(Exercise brief):
In the data, find each line where the word "JSON" appears and list that line.

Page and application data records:
☆ ☆ ☆ ☆ ☆ ☆ ☆
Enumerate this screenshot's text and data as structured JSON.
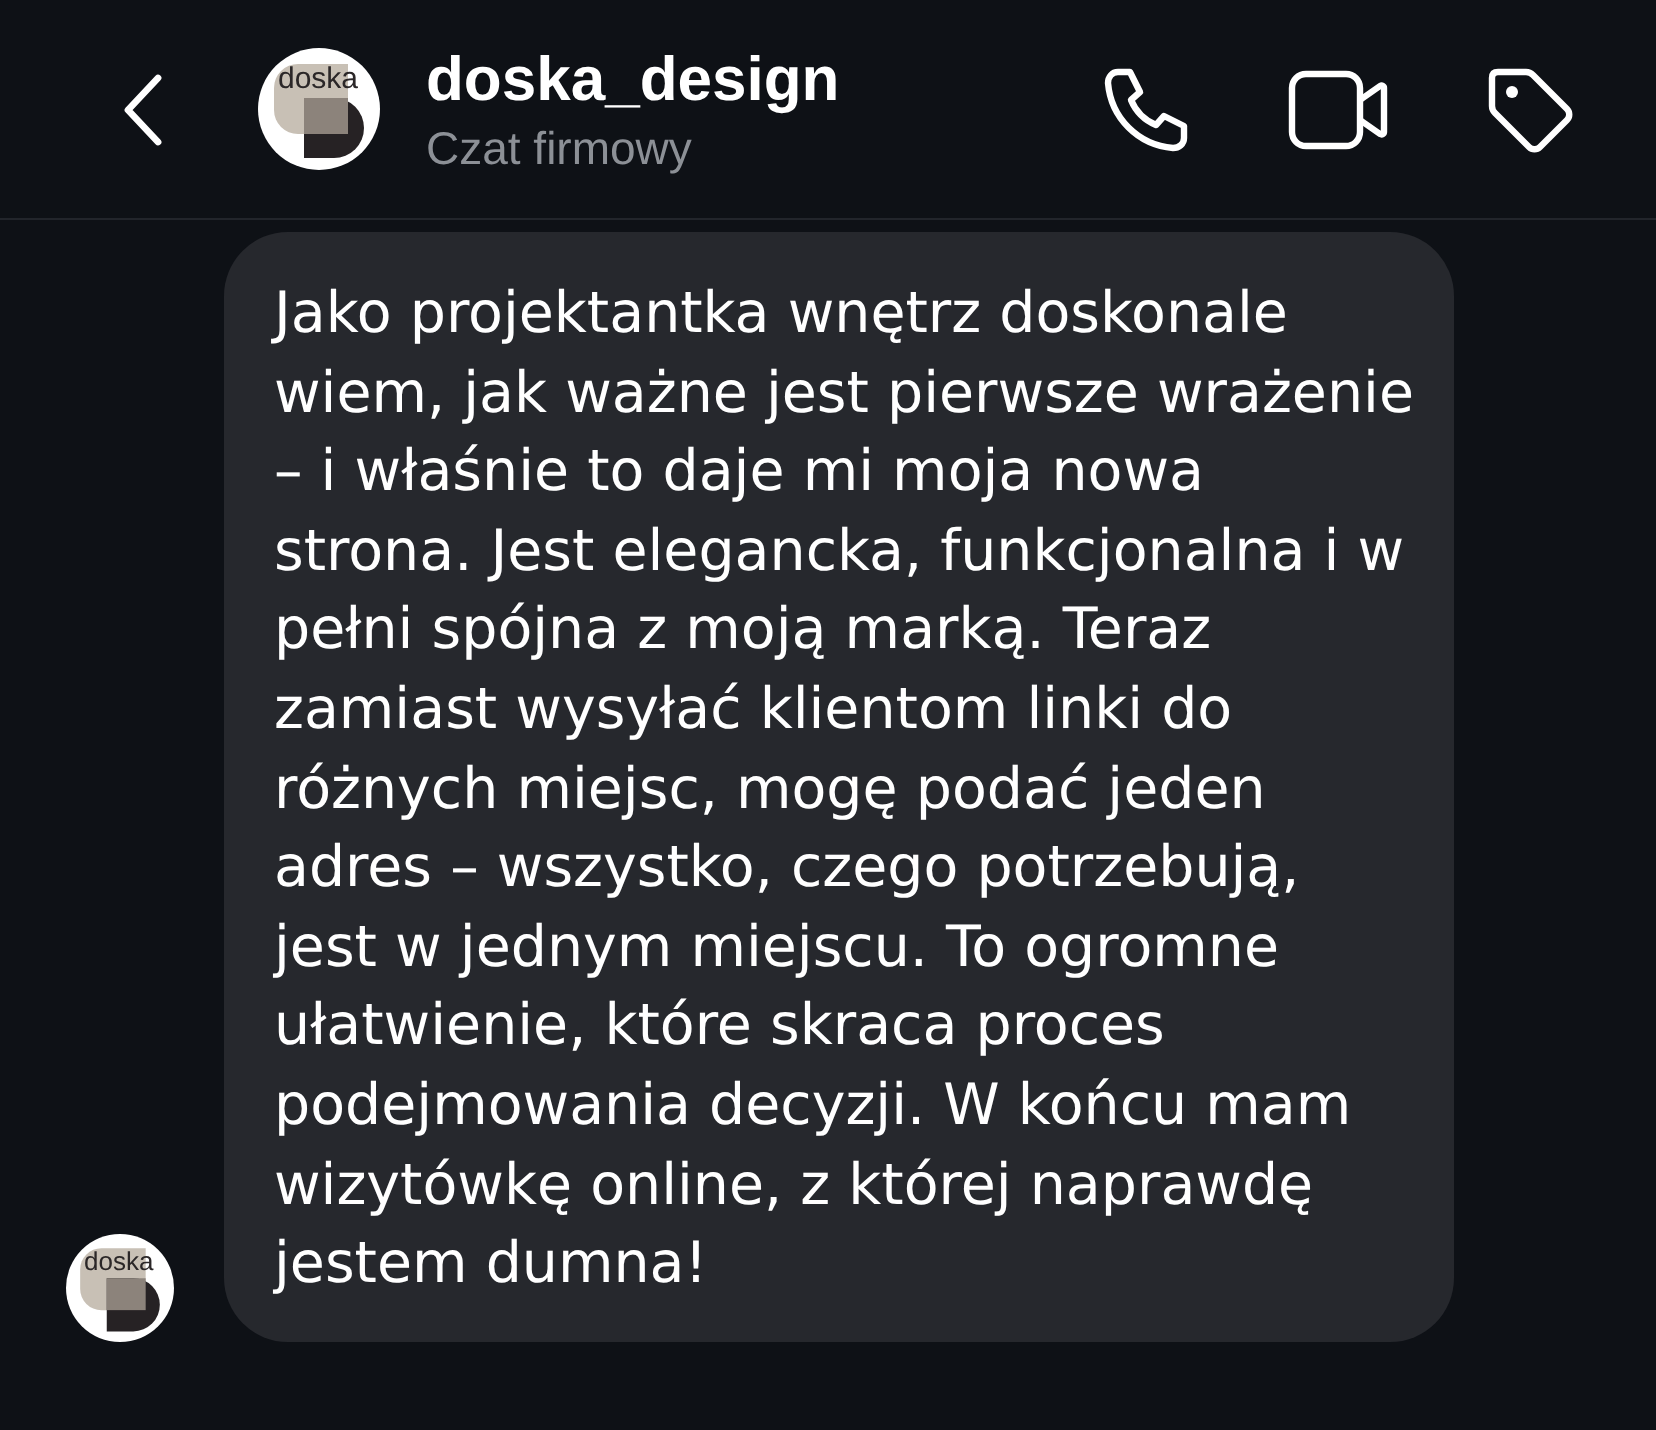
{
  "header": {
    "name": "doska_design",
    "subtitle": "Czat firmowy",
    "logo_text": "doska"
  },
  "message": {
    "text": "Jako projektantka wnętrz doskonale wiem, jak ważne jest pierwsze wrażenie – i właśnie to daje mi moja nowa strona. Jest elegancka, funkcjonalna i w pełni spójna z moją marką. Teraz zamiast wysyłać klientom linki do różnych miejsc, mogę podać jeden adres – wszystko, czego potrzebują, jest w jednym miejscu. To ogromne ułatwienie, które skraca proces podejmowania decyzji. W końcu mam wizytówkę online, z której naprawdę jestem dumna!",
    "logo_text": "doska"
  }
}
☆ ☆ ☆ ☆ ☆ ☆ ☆
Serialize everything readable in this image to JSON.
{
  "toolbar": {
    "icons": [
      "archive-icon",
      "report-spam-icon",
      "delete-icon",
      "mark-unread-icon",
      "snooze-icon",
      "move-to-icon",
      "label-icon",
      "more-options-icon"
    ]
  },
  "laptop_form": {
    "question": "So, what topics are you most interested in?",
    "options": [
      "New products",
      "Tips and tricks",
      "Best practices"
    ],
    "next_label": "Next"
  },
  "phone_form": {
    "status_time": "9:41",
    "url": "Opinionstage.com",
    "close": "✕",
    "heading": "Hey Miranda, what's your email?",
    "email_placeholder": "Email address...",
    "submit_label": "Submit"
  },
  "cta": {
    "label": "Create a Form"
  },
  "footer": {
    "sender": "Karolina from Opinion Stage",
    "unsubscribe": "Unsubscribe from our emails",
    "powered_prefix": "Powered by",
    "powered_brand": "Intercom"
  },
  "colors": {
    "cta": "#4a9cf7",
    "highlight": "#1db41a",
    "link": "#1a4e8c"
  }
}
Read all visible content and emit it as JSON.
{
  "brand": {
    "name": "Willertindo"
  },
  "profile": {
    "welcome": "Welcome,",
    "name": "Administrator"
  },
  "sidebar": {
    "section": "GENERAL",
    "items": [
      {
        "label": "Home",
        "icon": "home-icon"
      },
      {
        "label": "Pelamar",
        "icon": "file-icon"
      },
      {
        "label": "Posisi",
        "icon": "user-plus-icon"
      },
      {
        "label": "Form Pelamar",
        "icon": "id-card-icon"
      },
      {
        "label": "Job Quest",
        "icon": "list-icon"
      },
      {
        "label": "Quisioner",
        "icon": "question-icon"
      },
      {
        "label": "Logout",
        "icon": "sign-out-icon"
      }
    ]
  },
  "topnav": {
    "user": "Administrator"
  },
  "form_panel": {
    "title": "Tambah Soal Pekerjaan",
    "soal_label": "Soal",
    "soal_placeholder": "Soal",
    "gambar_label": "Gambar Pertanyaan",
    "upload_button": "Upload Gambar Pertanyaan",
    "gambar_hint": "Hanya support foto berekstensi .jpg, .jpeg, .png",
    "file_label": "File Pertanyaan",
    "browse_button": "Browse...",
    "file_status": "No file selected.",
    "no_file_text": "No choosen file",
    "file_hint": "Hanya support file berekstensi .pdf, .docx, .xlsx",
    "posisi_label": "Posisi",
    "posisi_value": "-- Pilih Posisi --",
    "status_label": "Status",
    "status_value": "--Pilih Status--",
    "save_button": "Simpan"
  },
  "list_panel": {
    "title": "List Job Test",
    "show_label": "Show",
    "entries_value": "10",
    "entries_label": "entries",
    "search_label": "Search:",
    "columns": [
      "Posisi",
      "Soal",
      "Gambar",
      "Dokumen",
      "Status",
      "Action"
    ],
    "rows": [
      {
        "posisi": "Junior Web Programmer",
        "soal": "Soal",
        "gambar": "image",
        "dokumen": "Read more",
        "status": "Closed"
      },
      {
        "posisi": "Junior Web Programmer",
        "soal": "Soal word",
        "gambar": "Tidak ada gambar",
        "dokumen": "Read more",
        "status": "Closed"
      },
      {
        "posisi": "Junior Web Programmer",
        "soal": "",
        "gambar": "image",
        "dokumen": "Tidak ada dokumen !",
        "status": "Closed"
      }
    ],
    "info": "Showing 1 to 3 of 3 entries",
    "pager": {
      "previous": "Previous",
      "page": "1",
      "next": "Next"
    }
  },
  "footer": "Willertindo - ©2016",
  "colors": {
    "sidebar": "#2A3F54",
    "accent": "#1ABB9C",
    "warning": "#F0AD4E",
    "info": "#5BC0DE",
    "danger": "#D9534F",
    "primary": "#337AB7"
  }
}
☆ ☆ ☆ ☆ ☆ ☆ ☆
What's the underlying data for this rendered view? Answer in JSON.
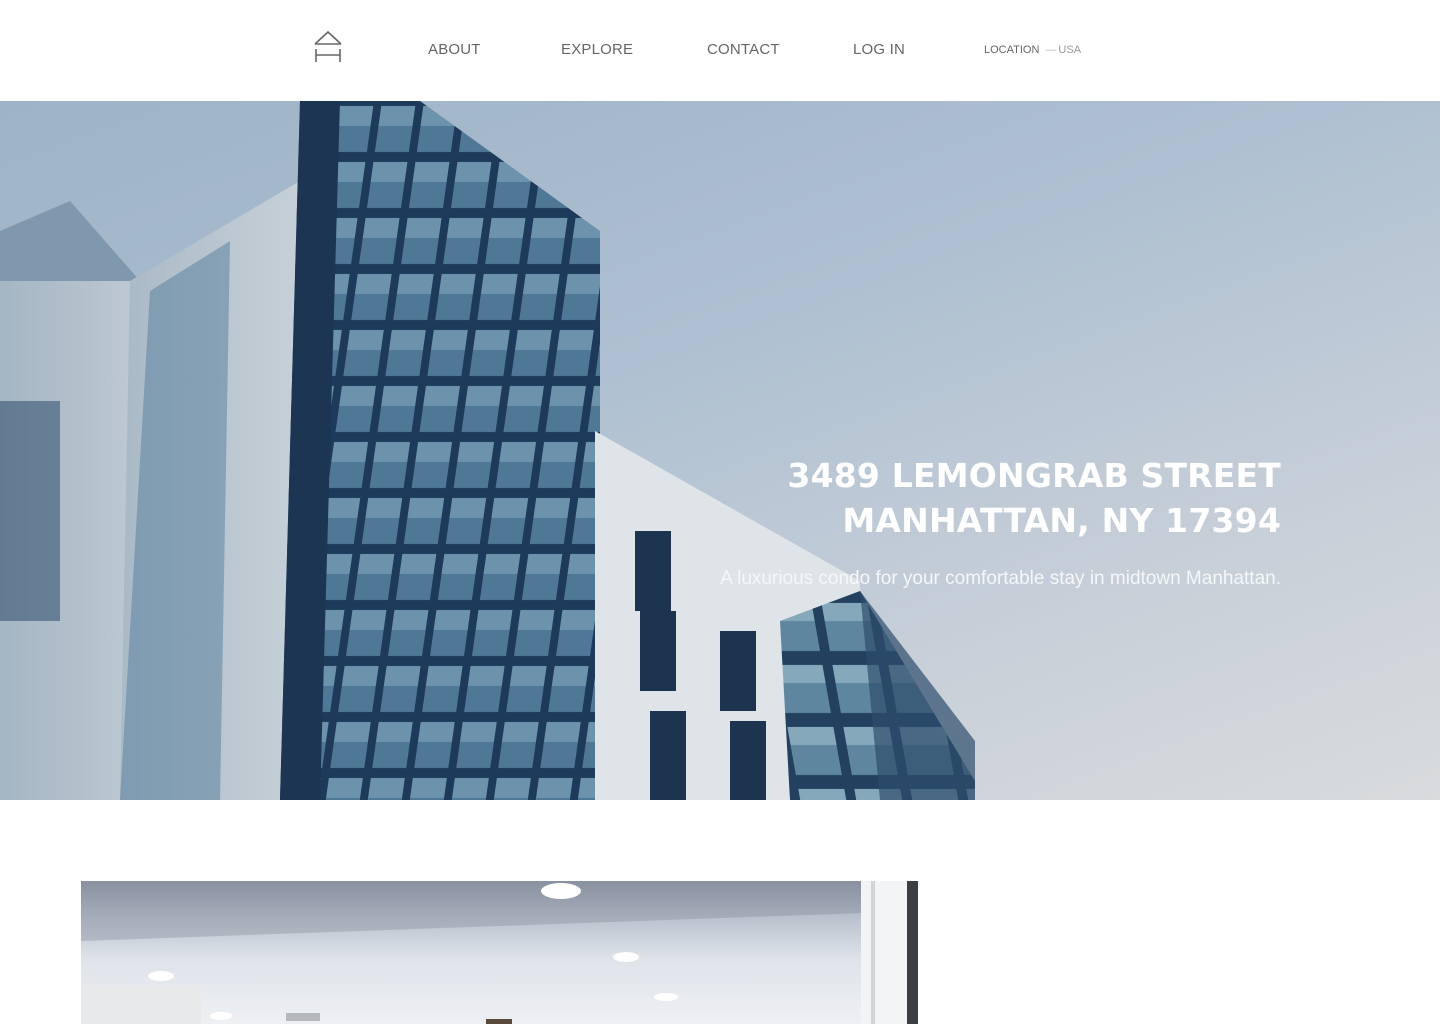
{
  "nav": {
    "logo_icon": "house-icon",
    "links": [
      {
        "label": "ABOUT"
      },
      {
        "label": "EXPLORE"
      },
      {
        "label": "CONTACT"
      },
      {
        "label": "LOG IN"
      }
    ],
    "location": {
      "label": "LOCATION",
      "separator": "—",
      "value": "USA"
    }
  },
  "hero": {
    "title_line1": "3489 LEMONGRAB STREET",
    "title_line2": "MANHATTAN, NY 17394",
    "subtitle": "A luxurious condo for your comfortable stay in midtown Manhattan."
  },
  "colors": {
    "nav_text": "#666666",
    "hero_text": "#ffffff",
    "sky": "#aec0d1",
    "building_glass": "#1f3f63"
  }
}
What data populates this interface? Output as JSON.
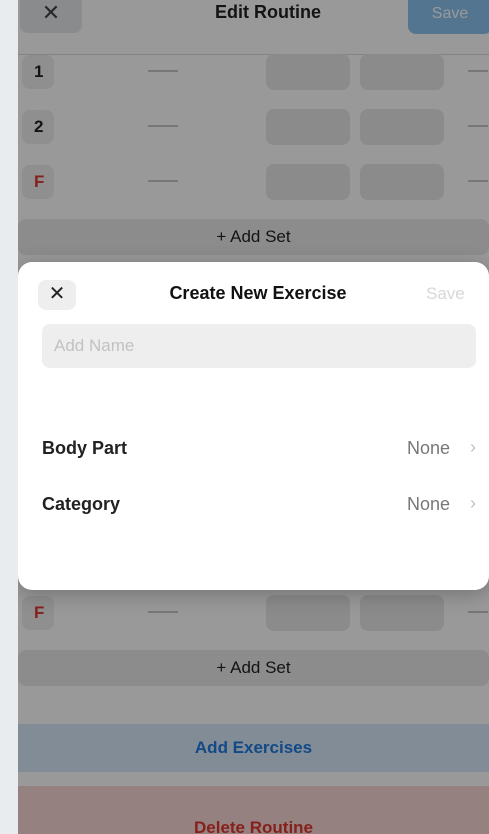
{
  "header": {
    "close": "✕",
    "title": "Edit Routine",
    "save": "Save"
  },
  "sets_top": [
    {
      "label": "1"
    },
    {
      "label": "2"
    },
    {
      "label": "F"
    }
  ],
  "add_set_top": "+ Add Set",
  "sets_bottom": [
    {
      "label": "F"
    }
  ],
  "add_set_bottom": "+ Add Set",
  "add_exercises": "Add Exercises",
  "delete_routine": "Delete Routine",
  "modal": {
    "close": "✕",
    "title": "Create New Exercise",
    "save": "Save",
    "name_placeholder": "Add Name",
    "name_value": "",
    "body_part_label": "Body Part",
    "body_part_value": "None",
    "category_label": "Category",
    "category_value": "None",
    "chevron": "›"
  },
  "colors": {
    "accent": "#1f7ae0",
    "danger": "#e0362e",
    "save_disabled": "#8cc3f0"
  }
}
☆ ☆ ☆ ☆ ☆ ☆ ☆
(Answer to this task):
Enumerate this screenshot's text and data as structured JSON.
Serialize everything readable in this image to JSON.
Read all visible content and emit it as JSON.
What's the underlying data for this rendered view? Answer in JSON.
What data populates this interface? Output as JSON.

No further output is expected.